Mary Magdalene: Close to Jesus

DVD Release: February 11, 2014
Mary Magdalene: Close to Jesus


When the marriage between AMOS and MARY MAGDALENE turns out to be childless, he casts her out and gets a divorce. Mary has to leave Magdala. She befriends SILVANO, a Roman prefect, who promises her a new life at his side. A few days after her departure Mary meets the prophet JOHN THE BAPTIST whom Silvano suspects of being a revolutionary. The prefect tells her to cultivate John more intensively. In this way Mary becomes acquainted with the teaching of the coming Messiah, and it begins to interest her. To protect John from the Romans she pretends to Silvano that he is harmless – but when the prefect finds out how dangerous John is in the eyes of the tetrarch HEROD ANTIPAS, he feels he was wronged and purposely tricked by Mary. He casts her out as well. After a suicide attempt, Mary lowers herself to prostitution. HERODIAS, the wife of Herod Antipas, invites Mary to come to her because of her knowledge of the healing arts. In this way she gets to know SALOME, who later asks for the Baptist’s head. Mary is also drawn into the war for Galilee, in the course of which her home town Magdala goes up in flames. She tries in vain to save the life of SAMUEL, the son of her friend JOANNA. He dies in her arms. She then takes him to JESUS, who brings him back to life. Mary recognizes Jesus as the Messiah, and becomes one of his disciples.

Dove Review

This is an interesting portrayal of Mary Magdalene to be sure. I am not certain of all the background information that the filmmakers made use of, such as works of historians, and how much was simply creative license, but some of the movie is based on Biblical text and some is a work of fiction or drama. The Biblical aspects in the movie include the facts that Mary Magdalene was a sinner with seven demons, was an outcast, and wound up following Jesus and becoming one of his most devoted followers. Some of the other parts of the film concentrate on Mary’s sexual life, her contact with John the Baptist (which is not recorded Biblically), and conversations that take place.

The film does a good job in showing the conversion that takes place in Mary’s life near the end of the movie and Maria Grazia Cucinotta, who portrays Mary, is a solid actress. The actor who portrays Christ is very effective as well. That said, the movie does have a direct comment by a character who wants to take Mary to bed, and a bit of an awkward scene in which Herodias pretends she is a man and takes Mary into her arms and shows her how a man would act.

As long as the viewer keeps in mind the movie takes creative license with the story of Mary Magdalene, there are also some dramatic Biblical scenes including one in which Mary anoints Jesus’ feet with her tears and wipes them away with her hair. We are awarding this film our Dove “Family-Approved” Seal for ages twelve and above. This one has some neat Biblical moments in it!
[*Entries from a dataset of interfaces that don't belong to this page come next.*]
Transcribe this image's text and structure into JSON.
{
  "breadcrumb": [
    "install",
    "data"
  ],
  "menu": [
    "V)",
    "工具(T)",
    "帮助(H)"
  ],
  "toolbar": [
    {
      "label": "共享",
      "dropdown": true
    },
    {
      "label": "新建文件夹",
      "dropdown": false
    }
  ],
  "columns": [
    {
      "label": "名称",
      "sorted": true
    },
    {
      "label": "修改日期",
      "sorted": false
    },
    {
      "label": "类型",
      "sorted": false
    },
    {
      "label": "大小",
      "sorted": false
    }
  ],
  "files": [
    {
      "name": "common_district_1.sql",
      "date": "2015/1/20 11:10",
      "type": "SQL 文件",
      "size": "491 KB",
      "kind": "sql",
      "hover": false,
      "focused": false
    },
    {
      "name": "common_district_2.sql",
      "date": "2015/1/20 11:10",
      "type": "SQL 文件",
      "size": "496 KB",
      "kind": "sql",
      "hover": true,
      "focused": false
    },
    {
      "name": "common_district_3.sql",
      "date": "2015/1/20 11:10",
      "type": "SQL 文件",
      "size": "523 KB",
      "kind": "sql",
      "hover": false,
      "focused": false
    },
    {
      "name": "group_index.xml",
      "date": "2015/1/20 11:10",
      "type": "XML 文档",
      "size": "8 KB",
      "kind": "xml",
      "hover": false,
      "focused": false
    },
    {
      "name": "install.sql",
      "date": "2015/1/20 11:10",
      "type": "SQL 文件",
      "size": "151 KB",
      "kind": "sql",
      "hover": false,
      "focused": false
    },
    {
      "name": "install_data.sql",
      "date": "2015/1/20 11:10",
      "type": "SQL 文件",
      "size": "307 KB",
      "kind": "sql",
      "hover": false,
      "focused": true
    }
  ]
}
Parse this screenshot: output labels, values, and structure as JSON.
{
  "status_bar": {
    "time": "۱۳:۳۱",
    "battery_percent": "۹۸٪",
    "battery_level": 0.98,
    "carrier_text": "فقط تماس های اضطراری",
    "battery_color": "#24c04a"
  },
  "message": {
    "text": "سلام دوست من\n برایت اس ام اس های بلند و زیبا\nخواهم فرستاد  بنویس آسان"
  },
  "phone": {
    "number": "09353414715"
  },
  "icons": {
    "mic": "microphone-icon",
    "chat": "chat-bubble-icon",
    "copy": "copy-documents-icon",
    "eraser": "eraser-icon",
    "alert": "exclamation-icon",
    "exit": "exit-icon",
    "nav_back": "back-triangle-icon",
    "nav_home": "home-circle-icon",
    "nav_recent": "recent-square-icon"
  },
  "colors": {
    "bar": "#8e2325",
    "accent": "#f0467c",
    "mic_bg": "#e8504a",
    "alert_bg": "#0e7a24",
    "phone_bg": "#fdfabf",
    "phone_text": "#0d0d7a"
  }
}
Content Description

Faith: None
Integrity: None
Sex: Implied sex between a woman and two different men on a few occasions and in one scene we see the man's arm next to her but nothing graphic and it should be noted the woman repents; kissing; an unmarried woman wonders if she is pregnant; a king takes his brother's wife; a woman dances sensually but briefly; a man begins to slowly remove a woman's clothing to have sex but it is not graphic; a woman takes another woman into her arms in a bit of an awkward scene.
Language: Bas*ard (as in an illegitimate child); the word "whore" is used several times about a woman and about Rome once; a woman says all she can do is accept her "damnation" but she becomes converted; Baffoon-1
Violence: A man grabs a woman; a man slaps a woman about three times; a man throws a woman to the ground; blood seen on a man's armor; three crosses with men on them seen from a distance but it is not a graphic scene; a man is beheaded but we only see the back of his head on platter.
Drugs: Several scenes of wine being consumed.
Nudity: Bare midriff.
Other: A man divorces Mary because she is poor, stubborn, and barren; a fire and death and grief; a mention of the gods.


Company: Cinedigm
Writer: Gareth Jones
Producer: Luca Bernabei
Genre: Drama
Runtime: 103 min.
Reviewer: Edwin L. Carpenter